[Page and application data records]
===

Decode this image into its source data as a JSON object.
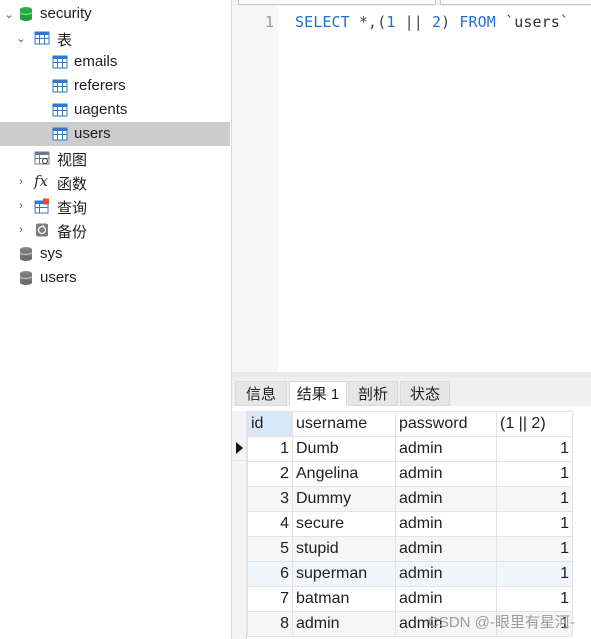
{
  "navigator": {
    "items": [
      {
        "label": "security",
        "icon": "database-icon",
        "expanded": true
      },
      {
        "label": "表",
        "icon": "table-group-icon",
        "expanded": true
      },
      {
        "label": "emails",
        "icon": "table-icon"
      },
      {
        "label": "referers",
        "icon": "table-icon"
      },
      {
        "label": "uagents",
        "icon": "table-icon"
      },
      {
        "label": "users",
        "icon": "table-icon",
        "selected": true
      },
      {
        "label": "视图",
        "icon": "view-icon"
      },
      {
        "label": "函数",
        "icon": "function-icon",
        "collapsed": true
      },
      {
        "label": "查询",
        "icon": "query-icon",
        "collapsed": true
      },
      {
        "label": "备份",
        "icon": "backup-icon",
        "collapsed": true
      },
      {
        "label": "sys",
        "icon": "database-icon"
      },
      {
        "label": "users",
        "icon": "database-icon"
      }
    ]
  },
  "editor": {
    "line_number": "1",
    "sql": {
      "kw1": "SELECT",
      "p1": " *,(",
      "n1": "1",
      "op": " || ",
      "n2": "2",
      "p2": ") ",
      "kw2": "FROM",
      "tbl": " `users`"
    }
  },
  "result_tabs": [
    {
      "label": "信息"
    },
    {
      "label": "结果 1",
      "active": true
    },
    {
      "label": "剖析"
    },
    {
      "label": "状态"
    }
  ],
  "results": {
    "columns": [
      "id",
      "username",
      "password",
      "(1 || 2)"
    ],
    "rows": [
      [
        "1",
        "Dumb",
        "admin",
        "1"
      ],
      [
        "2",
        "Angelina",
        "admin",
        "1"
      ],
      [
        "3",
        "Dummy",
        "admin",
        "1"
      ],
      [
        "4",
        "secure",
        "admin",
        "1"
      ],
      [
        "5",
        "stupid",
        "admin",
        "1"
      ],
      [
        "6",
        "superman",
        "admin",
        "1"
      ],
      [
        "7",
        "batman",
        "admin",
        "1"
      ],
      [
        "8",
        "admin",
        "admin",
        "1"
      ]
    ]
  },
  "watermark": "CSDN @-眼里有星河-",
  "colors": {
    "accent": "#1f6fd6",
    "db_green": "#27a845",
    "selection": "#cccccc"
  }
}
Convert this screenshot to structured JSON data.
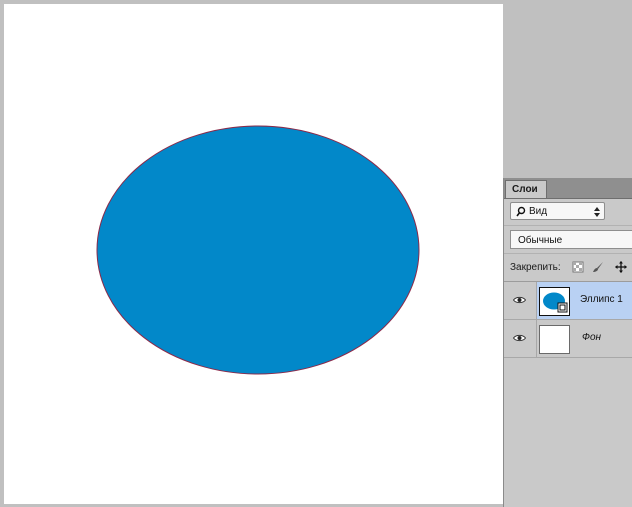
{
  "canvas": {
    "background": "#ffffff",
    "shape": {
      "type": "ellipse",
      "fill": "#0288c9",
      "stroke": "#8a2a4a"
    }
  },
  "layers_panel": {
    "tab_label": "Слои",
    "filter": {
      "icon": "search-icon",
      "value": "Вид"
    },
    "blend_mode": "Обычные",
    "lock_label": "Закрепить:",
    "lock_icons": [
      "lock-transparent-pixels-icon",
      "lock-image-pixels-icon",
      "lock-position-icon"
    ],
    "layers": [
      {
        "name": "Эллипс 1",
        "visible": true,
        "selected": true,
        "kind": "shape"
      },
      {
        "name": "Фон",
        "visible": true,
        "selected": false,
        "kind": "background"
      }
    ],
    "selection_color": "#b9d1f3"
  }
}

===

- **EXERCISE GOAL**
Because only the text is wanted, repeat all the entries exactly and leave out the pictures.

- **TASK RESULT**
Decode this image into its source data as a JSON object.
{
  "navigator": {
    "items": [
      {
        "label": "security",
        "icon": "database-icon",
        "expanded": true
      },
      {
        "label": "表",
        "icon": "table-group-icon",
        "expanded": true
      },
      {
        "label": "emails",
        "icon": "table-icon"
      },
      {
        "label": "referers",
        "icon": "table-icon"
      },
      {
        "label": "uagents",
        "icon": "table-icon"
      },
      {
        "label": "users",
        "icon": "table-icon",
        "selected": true
      },
      {
        "label": "视图",
        "icon": "view-icon"
      },
      {
        "label": "函数",
        "icon": "function-icon",
        "collapsed": true
      },
      {
        "label": "查询",
        "icon": "query-icon",
        "collapsed": true
      },
      {
        "label": "备份",
        "icon": "backup-icon",
        "collapsed": true
      },
      {
        "label": "sys",
        "icon": "database-icon"
      },
      {
        "label": "users",
        "icon": "database-icon"
      }
    ]
  },
  "editor": {
    "line_number": "1",
    "sql": {
      "kw1": "SELECT",
      "p1": " *,(",
      "n1": "1",
      "op": " || ",
      "n2": "2",
      "p2": ") ",
      "kw2": "FROM",
      "tbl": " `users`"
    }
  },
  "result_tabs": [
    {
      "label": "信息"
    },
    {
      "label": "结果 1",
      "active": true
    },
    {
      "label": "剖析"
    },
    {
      "label": "状态"
    }
  ],
  "results": {
    "columns": [
      "id",
      "username",
      "password",
      "(1 || 2)"
    ],
    "rows": [
      [
        "1",
        "Dumb",
        "admin",
        "1"
      ],
      [
        "2",
        "Angelina",
        "admin",
        "1"
      ],
      [
        "3",
        "Dummy",
        "admin",
        "1"
      ],
      [
        "4",
        "secure",
        "admin",
        "1"
      ],
      [
        "5",
        "stupid",
        "admin",
        "1"
      ],
      [
        "6",
        "superman",
        "admin",
        "1"
      ],
      [
        "7",
        "batman",
        "admin",
        "1"
      ],
      [
        "8",
        "admin",
        "admin",
        "1"
      ]
    ]
  },
  "watermark": "CSDN @-眼里有星河-",
  "colors": {
    "accent": "#1f6fd6",
    "db_green": "#27a845",
    "selection": "#cccccc"
  }
}
Convert this screenshot to structured JSON data.
{
  "canvas": {
    "background": "#ffffff",
    "shape": {
      "type": "ellipse",
      "fill": "#0288c9",
      "stroke": "#8a2a4a"
    }
  },
  "layers_panel": {
    "tab_label": "Слои",
    "filter": {
      "icon": "search-icon",
      "value": "Вид"
    },
    "blend_mode": "Обычные",
    "lock_label": "Закрепить:",
    "lock_icons": [
      "lock-transparent-pixels-icon",
      "lock-image-pixels-icon",
      "lock-position-icon"
    ],
    "layers": [
      {
        "name": "Эллипс 1",
        "visible": true,
        "selected": true,
        "kind": "shape"
      },
      {
        "name": "Фон",
        "visible": true,
        "selected": false,
        "kind": "background"
      }
    ],
    "selection_color": "#b9d1f3"
  }
}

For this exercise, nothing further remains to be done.